A precise copy of the data is required, with every picture left out.

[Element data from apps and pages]
== Segment start ==

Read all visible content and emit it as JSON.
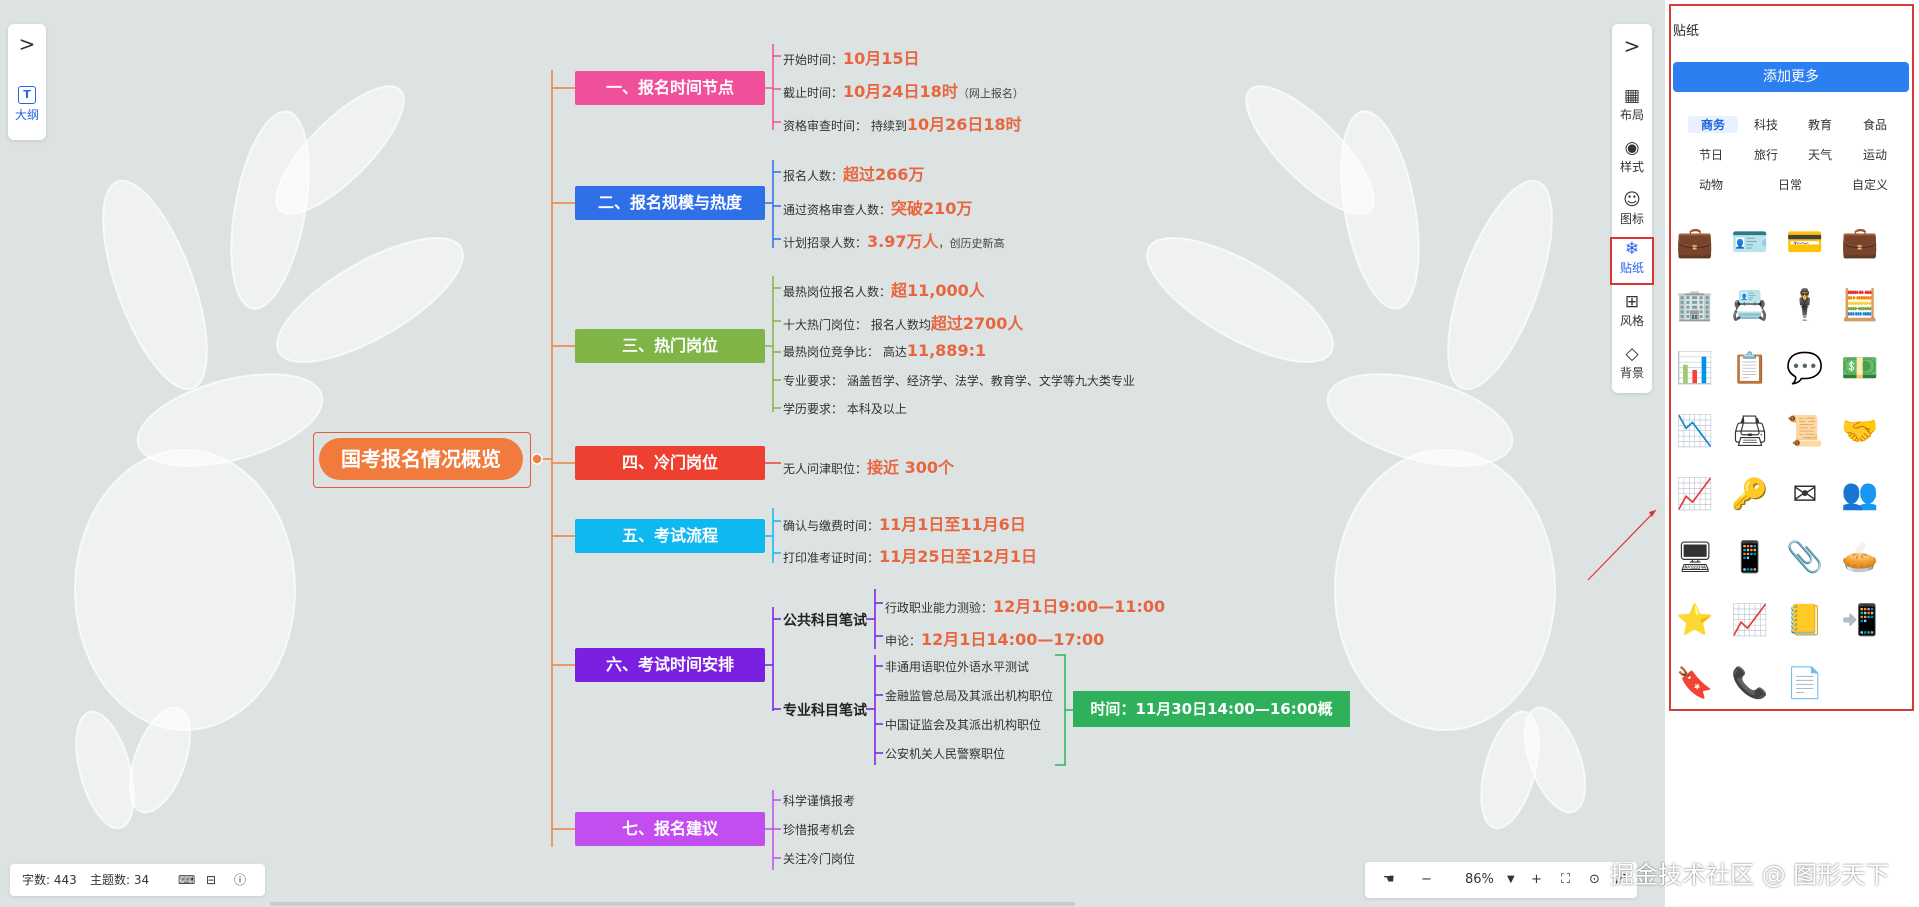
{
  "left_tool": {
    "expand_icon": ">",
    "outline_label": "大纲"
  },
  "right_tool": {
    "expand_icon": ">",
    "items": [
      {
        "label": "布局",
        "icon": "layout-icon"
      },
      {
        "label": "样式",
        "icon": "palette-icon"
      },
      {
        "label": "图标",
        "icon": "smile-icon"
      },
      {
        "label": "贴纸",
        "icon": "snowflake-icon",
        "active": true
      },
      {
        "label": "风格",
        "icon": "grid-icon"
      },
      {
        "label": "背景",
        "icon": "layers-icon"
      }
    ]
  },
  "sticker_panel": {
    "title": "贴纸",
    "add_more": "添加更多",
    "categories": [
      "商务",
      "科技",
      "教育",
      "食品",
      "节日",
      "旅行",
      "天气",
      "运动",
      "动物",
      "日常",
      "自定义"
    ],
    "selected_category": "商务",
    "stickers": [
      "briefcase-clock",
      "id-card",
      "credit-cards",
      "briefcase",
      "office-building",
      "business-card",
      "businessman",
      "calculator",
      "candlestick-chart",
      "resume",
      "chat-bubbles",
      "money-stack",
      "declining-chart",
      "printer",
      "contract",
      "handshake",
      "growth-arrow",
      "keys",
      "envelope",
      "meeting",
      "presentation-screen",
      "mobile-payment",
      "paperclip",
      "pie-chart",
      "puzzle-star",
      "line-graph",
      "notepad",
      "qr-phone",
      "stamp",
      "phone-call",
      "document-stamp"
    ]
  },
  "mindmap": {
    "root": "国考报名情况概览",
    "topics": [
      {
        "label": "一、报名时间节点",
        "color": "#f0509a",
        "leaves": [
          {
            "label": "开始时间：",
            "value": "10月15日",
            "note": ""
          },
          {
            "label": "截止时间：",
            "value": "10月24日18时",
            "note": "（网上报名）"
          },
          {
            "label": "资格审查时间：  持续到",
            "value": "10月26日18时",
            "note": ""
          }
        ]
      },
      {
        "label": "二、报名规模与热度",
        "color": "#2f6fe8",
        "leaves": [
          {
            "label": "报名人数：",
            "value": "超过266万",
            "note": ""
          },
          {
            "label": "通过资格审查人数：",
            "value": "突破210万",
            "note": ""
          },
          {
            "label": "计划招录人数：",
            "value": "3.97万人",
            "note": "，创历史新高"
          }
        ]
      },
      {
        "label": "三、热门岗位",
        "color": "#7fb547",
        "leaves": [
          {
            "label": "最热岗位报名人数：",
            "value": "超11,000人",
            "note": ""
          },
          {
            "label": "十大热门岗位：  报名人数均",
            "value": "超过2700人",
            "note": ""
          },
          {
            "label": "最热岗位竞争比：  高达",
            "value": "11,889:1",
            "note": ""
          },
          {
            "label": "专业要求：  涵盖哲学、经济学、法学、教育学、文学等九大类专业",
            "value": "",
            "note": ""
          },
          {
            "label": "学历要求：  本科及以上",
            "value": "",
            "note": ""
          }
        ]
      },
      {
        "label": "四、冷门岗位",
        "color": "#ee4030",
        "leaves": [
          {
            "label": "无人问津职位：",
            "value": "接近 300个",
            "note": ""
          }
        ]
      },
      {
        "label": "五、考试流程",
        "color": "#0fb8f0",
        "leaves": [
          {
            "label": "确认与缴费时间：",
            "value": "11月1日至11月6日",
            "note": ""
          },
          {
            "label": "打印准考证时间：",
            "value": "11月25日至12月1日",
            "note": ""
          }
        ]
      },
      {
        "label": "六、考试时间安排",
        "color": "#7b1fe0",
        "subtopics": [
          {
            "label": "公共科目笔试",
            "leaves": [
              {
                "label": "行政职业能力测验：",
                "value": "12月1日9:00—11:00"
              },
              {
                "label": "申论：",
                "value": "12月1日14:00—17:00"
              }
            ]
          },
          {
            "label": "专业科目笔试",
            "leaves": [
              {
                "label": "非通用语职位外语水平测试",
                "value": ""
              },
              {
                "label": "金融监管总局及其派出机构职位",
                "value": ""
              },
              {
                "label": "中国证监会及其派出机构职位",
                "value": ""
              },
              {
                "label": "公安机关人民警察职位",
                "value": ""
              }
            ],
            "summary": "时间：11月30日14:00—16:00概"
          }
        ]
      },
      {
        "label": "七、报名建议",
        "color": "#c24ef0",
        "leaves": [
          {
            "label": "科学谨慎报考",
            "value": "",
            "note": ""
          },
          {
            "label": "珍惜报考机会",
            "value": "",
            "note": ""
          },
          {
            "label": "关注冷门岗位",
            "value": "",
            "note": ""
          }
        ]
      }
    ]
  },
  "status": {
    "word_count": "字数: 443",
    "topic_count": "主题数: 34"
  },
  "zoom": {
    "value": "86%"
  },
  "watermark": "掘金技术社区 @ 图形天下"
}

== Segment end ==

Response to the exercise:
Read all visible content and emit it as JSON.
{
  "left_tool": {
    "expand_icon": ">",
    "outline_label": "大纲"
  },
  "right_tool": {
    "expand_icon": ">",
    "items": [
      {
        "label": "布局",
        "icon": "layout-icon"
      },
      {
        "label": "样式",
        "icon": "palette-icon"
      },
      {
        "label": "图标",
        "icon": "smile-icon"
      },
      {
        "label": "贴纸",
        "icon": "snowflake-icon",
        "active": true
      },
      {
        "label": "风格",
        "icon": "grid-icon"
      },
      {
        "label": "背景",
        "icon": "layers-icon"
      }
    ]
  },
  "sticker_panel": {
    "title": "贴纸",
    "add_more": "添加更多",
    "categories": [
      "商务",
      "科技",
      "教育",
      "食品",
      "节日",
      "旅行",
      "天气",
      "运动",
      "动物",
      "日常",
      "自定义"
    ],
    "selected_category": "商务",
    "stickers": [
      "briefcase-clock",
      "id-card",
      "credit-cards",
      "briefcase",
      "office-building",
      "business-card",
      "businessman",
      "calculator",
      "candlestick-chart",
      "resume",
      "chat-bubbles",
      "money-stack",
      "declining-chart",
      "printer",
      "contract",
      "handshake",
      "growth-arrow",
      "keys",
      "envelope",
      "meeting",
      "presentation-screen",
      "mobile-payment",
      "paperclip",
      "pie-chart",
      "puzzle-star",
      "line-graph",
      "notepad",
      "qr-phone",
      "stamp",
      "phone-call",
      "document-stamp"
    ]
  },
  "mindmap": {
    "root": "国考报名情况概览",
    "topics": [
      {
        "label": "一、报名时间节点",
        "color": "#f0509a",
        "leaves": [
          {
            "label": "开始时间：",
            "value": "10月15日",
            "note": ""
          },
          {
            "label": "截止时间：",
            "value": "10月24日18时",
            "note": "（网上报名）"
          },
          {
            "label": "资格审查时间：  持续到",
            "value": "10月26日18时",
            "note": ""
          }
        ]
      },
      {
        "label": "二、报名规模与热度",
        "color": "#2f6fe8",
        "leaves": [
          {
            "label": "报名人数：",
            "value": "超过266万",
            "note": ""
          },
          {
            "label": "通过资格审查人数：",
            "value": "突破210万",
            "note": ""
          },
          {
            "label": "计划招录人数：",
            "value": "3.97万人",
            "note": "，创历史新高"
          }
        ]
      },
      {
        "label": "三、热门岗位",
        "color": "#7fb547",
        "leaves": [
          {
            "label": "最热岗位报名人数：",
            "value": "超11,000人",
            "note": ""
          },
          {
            "label": "十大热门岗位：  报名人数均",
            "value": "超过2700人",
            "note": ""
          },
          {
            "label": "最热岗位竞争比：  高达",
            "value": "11,889:1",
            "note": ""
          },
          {
            "label": "专业要求：  涵盖哲学、经济学、法学、教育学、文学等九大类专业",
            "value": "",
            "note": ""
          },
          {
            "label": "学历要求：  本科及以上",
            "value": "",
            "note": ""
          }
        ]
      },
      {
        "label": "四、冷门岗位",
        "color": "#ee4030",
        "leaves": [
          {
            "label": "无人问津职位：",
            "value": "接近 300个",
            "note": ""
          }
        ]
      },
      {
        "label": "五、考试流程",
        "color": "#0fb8f0",
        "leaves": [
          {
            "label": "确认与缴费时间：",
            "value": "11月1日至11月6日",
            "note": ""
          },
          {
            "label": "打印准考证时间：",
            "value": "11月25日至12月1日",
            "note": ""
          }
        ]
      },
      {
        "label": "六、考试时间安排",
        "color": "#7b1fe0",
        "subtopics": [
          {
            "label": "公共科目笔试",
            "leaves": [
              {
                "label": "行政职业能力测验：",
                "value": "12月1日9:00—11:00"
              },
              {
                "label": "申论：",
                "value": "12月1日14:00—17:00"
              }
            ]
          },
          {
            "label": "专业科目笔试",
            "leaves": [
              {
                "label": "非通用语职位外语水平测试",
                "value": ""
              },
              {
                "label": "金融监管总局及其派出机构职位",
                "value": ""
              },
              {
                "label": "中国证监会及其派出机构职位",
                "value": ""
              },
              {
                "label": "公安机关人民警察职位",
                "value": ""
              }
            ],
            "summary": "时间：11月30日14:00—16:00概"
          }
        ]
      },
      {
        "label": "七、报名建议",
        "color": "#c24ef0",
        "leaves": [
          {
            "label": "科学谨慎报考",
            "value": "",
            "note": ""
          },
          {
            "label": "珍惜报考机会",
            "value": "",
            "note": ""
          },
          {
            "label": "关注冷门岗位",
            "value": "",
            "note": ""
          }
        ]
      }
    ]
  },
  "status": {
    "word_count": "字数: 443",
    "topic_count": "主题数: 34"
  },
  "zoom": {
    "value": "86%"
  },
  "watermark": "掘金技术社区 @ 图形天下"
}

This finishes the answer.